The biggest stumbling block is the ceiling amount of 45 euros per month, agrees Nicole van Os, coordinator of studies at the Faculty of Humanities and, on behalf of the General Education Union, chair of the Local Consultative Committee, in which unions consult with the university. ‘Many of the other universities work with a much higher travel allowance ceiling. For example, TU Eindhoven has a ceiling of 150 kilometres per day, at a rate of 12 cents per kilometre. That’s a maximum allowance of 320 euros per month, based on 214 working days per year or an average of 17.8 working days per month at 1.0 FTE.’

Groningen only pays 4 cents per kilometre, ‘but applies a much higher ceiling amount than Leiden’, says Van Os.


Gote thinks ‘a minimum reimbursement rate of 50 percent of travel expenses’ is realistic. ‘But you might expect more. The least the university can do is raise the allowance to the tax-free reimbursement of 19 cents per kilometre.’

The unions are trying to raise the allowance. ‘For years, the Personnel Monitor has shown that the low travel allowance is a key issue for employees’, says Van Os. ‘It also forms an obstacle when it comes to recruitment, given the occasionally tight labour market.’

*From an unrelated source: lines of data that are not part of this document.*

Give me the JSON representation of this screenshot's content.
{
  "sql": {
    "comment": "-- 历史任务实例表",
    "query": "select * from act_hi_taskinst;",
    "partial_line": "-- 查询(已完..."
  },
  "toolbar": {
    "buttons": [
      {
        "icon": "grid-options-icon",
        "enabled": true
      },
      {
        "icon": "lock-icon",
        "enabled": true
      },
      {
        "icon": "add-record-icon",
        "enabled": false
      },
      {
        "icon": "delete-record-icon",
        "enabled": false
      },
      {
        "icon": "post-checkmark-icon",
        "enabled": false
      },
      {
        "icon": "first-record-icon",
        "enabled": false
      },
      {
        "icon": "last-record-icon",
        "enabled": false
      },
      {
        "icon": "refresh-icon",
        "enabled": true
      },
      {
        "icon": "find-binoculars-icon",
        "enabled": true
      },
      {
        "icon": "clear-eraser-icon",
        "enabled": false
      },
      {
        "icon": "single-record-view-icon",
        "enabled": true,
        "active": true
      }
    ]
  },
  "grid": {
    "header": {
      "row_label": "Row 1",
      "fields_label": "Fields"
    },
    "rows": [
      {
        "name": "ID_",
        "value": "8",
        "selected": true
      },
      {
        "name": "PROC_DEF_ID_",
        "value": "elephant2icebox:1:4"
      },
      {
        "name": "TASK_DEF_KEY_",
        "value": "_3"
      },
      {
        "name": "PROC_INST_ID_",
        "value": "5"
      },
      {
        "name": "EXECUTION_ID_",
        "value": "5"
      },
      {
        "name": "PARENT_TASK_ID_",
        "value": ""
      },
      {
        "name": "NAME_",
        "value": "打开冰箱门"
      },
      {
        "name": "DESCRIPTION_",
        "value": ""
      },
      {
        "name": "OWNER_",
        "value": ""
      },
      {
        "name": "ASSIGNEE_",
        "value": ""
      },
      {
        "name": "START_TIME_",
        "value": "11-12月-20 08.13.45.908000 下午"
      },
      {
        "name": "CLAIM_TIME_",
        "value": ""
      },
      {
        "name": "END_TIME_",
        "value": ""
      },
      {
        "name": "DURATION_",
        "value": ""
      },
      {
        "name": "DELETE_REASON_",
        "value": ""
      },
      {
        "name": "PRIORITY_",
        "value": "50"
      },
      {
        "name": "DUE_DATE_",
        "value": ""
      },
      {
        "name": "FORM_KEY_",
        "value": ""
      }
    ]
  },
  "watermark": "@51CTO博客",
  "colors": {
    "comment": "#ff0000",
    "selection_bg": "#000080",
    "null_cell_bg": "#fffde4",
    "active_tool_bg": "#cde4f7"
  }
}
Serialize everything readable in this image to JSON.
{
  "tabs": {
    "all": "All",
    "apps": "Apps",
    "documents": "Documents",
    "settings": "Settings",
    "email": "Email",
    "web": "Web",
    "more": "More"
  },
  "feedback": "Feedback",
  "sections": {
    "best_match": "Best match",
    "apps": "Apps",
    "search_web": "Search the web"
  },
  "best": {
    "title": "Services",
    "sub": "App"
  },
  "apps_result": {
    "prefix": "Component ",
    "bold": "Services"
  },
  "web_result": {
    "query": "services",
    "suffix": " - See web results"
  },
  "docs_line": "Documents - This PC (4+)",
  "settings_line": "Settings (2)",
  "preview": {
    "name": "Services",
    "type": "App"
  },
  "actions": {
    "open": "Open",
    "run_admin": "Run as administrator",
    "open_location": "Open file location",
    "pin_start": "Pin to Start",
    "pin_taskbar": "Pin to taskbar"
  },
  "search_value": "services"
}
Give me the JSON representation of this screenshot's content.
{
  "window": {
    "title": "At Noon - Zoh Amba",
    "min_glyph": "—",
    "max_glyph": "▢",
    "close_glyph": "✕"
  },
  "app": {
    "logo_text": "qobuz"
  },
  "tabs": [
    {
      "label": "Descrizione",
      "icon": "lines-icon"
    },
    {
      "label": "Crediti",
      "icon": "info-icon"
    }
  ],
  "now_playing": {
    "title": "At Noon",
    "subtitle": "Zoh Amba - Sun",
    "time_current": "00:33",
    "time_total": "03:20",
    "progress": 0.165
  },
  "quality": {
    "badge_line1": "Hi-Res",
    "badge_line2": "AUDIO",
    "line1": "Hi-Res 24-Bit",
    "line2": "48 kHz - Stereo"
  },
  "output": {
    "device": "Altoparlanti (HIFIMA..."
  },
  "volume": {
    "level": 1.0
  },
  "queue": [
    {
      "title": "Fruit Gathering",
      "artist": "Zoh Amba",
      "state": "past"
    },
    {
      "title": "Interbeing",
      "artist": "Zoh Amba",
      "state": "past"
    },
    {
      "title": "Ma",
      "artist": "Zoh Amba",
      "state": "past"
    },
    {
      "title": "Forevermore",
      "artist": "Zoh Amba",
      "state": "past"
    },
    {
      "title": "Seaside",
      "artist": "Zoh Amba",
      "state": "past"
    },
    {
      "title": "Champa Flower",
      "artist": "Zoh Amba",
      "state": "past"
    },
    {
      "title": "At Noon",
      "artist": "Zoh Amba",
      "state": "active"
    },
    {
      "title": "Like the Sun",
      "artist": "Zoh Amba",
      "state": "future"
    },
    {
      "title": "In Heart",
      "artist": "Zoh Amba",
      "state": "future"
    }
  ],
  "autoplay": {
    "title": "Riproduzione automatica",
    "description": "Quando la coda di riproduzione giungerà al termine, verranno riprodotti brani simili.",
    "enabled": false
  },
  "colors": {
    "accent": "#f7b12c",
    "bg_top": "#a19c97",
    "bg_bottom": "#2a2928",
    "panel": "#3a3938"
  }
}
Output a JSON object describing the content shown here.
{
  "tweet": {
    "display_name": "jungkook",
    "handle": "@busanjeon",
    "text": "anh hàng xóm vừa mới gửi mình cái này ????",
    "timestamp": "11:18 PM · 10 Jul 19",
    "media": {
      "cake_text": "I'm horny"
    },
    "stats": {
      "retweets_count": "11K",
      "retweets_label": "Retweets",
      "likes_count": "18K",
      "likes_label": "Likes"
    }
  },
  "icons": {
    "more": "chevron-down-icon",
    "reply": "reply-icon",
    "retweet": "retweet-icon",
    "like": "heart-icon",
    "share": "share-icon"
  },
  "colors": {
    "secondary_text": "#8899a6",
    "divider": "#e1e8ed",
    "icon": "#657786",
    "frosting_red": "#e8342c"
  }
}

'The possibility of a more generous travel allowance is currently under consideration'

Administrators also acknowledge this. Dean of the Law School Joanne van der Leun recently pointed out during a Faculty Council meeting that it is more difficult to find staff. ‘We often hear that the travel allowance in Leiden is relatively low. It’s something that’s regularly brought up.’
In May 2022, the unions sent a memo to the Executive Board, Van Os says. ‘In addition to raising the ceiling amount, we would also like the Board to encourage public transport over motorised transport by differentiating between the two.’ She would like the allowance to be distance-based. ‘This would mean reimbursing a maximum number of kilometres per day, for example 65 kilometres per day, one way. An open question is whether or not it’s a good idea to stratify; differentiate the allowance rates according to salary scale.’


The University Council has also addressed the issue. ‘We’re currently working on the budget’, says Max van Haastrecht, council member for PhDoc, the party for PhD candidates and postdocs. ‘I’ve submitted a written question regarding the travel allowance to the Board. We were informed that the possibility of a more generous travel allowance is currently under consideration. A meeting with the Rector and PhD candidate representatives will be held soon and this matter will also be addressed.’

The Board is aware of the concerns, responds university spokesperson Caroline van Overbeeke. ‘These are uncertain times and there is more uncertainty to come. That’s why it’s difficult to look ahead at the moment. This affects the university’s financial possibilities.’

Working from home is also a point of consideration. ‘There is an allowance in place for that too: some people work from home more than others, for example. All of that factors into this discussion.’


In addition to the basic travel allowance, other options are available. In the Terms of Employment Individual Choices Model, employees can apply for an additional travel allowance.

The university calculates the number of commuter kilometres based on an employee’s average and multiplies it by €0.19. The system will then deduct the resulting amount from the gross salary. As a result, an employee pays less income tax.

But that is just one of the options in that model, says Nicole van Os. ‘It also includes, for example, an allowance for a bicycle, gym membership and union membership. So it might seem like a generous gift, but you’re basically paying out of your own pocket.’

Moreover, the tax authority also allows you to deduct commuting expenses if you travel by public transport, says Van Os.